If you’ve been following our blog, you will remember that I started this topic with the observation that leveraging an API increasingly seems to involve using an SDK rather than the API itself. I followed up with a post talking about my decidedly mixed experiences of trying to use SDKs. My own experiences inspired the headline of this post: SDKs work until they don’t.

So, what are the main motivations to invest in an SDK, from an API-provider perspective?

  • Simplifying API design by extracting business logic into the client
  • Maximizing scalability by exploiting client-side processing
  • Empowering developers to leverage the API more quickly
  • Presenting an optimized client from a target-platform perspective (e.g. for mobile connectivity or constrained hardware)
  • Providing a strongly-typed presentation of the API in a variety of programming languages

Let’s contrast all this with the main drawbacks of SDKs:

  • Picking which platforms, languages and frameworks to support – some of your target developers are going to end up disappointed
  • Relying on third-party frameworks – any developer who has to integrate with two or more APIs leveraging the same framework at different version levels is bound to experience some headaches, for example
  • Adding carry-on weight of unused functionality to the application
  • Incurring long-term support costs for the SDK

But to me, the biggest risk of a SDK-first approach lies in making API design an afterthought. We have come to this point in the API evolution because pragmatic REST introduces just enough constraints to force us to think about how we can abstract the underlying business asset into a resource-based model restricted to CRUD-style interactions. An SDK-first approach might tempt us to go back to a RPC-style API design mirroring the backend implementation, resulting in all the inherent integration complexities we had with Web services.

So, if and when you decide on a SDK, keep the above in mind. You might still come to the conclusion that you need an SDK in order to quickly onboard developers or provide the best client for your API but at least you will be able to consciously weigh the benefits against the drawbacks.

If you want to dig more deeply into the subject, I can highly recommend the following podcasts, articles and blog posts, which helped greatly in forming my own opinions:

April 17th, 2014

Next API Tech Talk: Linked APIs

Linked APIsThe challenges faced by today’s software architects go far beyond the familiar. “Big Data” means more than managing petabytes of data – it requires dealing with data-sets that span organizational boundaries. Likewise, the term “distributed system” no longer refers to just a multi-tier architecture or cloud deployment – it usually involves the connection of non-heterogeneous systems across multiple organizations.

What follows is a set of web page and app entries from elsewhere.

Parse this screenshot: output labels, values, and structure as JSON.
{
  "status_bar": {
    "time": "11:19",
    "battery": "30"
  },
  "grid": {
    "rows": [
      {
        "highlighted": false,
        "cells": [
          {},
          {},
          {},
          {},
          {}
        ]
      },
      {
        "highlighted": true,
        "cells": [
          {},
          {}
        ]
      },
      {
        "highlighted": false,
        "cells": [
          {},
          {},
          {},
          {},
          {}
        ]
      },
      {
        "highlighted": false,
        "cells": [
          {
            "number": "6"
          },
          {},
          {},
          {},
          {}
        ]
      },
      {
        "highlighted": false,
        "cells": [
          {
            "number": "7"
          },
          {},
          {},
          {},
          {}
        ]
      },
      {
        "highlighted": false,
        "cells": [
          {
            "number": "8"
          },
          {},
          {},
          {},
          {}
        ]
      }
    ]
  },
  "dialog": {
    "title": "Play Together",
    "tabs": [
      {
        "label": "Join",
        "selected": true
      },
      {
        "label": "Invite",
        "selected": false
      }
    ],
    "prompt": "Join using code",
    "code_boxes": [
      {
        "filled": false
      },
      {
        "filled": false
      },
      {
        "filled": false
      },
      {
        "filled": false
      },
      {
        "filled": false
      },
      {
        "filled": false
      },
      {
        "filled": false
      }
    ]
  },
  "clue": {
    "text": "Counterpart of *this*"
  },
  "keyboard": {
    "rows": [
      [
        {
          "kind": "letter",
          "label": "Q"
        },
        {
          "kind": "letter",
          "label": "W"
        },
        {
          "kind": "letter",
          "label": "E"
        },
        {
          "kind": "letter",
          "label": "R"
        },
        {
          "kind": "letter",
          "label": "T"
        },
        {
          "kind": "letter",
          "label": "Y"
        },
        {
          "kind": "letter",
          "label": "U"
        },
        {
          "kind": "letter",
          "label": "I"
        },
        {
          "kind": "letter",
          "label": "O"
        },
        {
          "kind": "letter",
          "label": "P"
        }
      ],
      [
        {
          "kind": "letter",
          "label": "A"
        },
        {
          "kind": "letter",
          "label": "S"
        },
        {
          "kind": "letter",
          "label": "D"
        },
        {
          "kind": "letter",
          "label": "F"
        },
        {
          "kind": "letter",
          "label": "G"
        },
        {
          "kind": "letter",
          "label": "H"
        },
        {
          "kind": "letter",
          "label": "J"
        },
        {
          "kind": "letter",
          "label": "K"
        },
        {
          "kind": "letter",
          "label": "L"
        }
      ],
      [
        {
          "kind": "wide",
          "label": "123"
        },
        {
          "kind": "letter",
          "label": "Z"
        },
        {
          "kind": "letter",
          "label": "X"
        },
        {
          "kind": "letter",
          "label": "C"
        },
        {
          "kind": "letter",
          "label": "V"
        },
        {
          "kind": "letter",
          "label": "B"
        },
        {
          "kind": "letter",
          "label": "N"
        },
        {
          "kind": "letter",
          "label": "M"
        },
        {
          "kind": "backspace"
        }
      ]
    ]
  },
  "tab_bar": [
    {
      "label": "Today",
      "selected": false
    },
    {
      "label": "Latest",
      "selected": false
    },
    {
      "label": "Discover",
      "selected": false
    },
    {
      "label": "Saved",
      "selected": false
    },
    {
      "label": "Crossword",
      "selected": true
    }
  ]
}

On Thursday April 24, I’ll discuss these challenges as part of Layer 7’s latest API Tech Talk. I’ll be using this opportunity to explore how architects can leverage “linked APIs” to handle Big Data sets and distributed systems that cross organizational, technological and cultural boundaries, breaking through data silos in order to better integrate information. Interested? Just add the Tech Talk to your calendar and go to api.co/L7live at 9am PDT (12pm EDT) next Thursday.

I’ll also be taking your questions on linked APIs, Big Data, distributed systems, open source and anything related, so please don’t hesitate to join in. You can submit your questions now by email or you can chat with me or tweet them at me on the day. This will be my first Tech Talk since joining the Layer 7 API Academy and I’m really, really looking forward to a lively discussion. See you on April 24!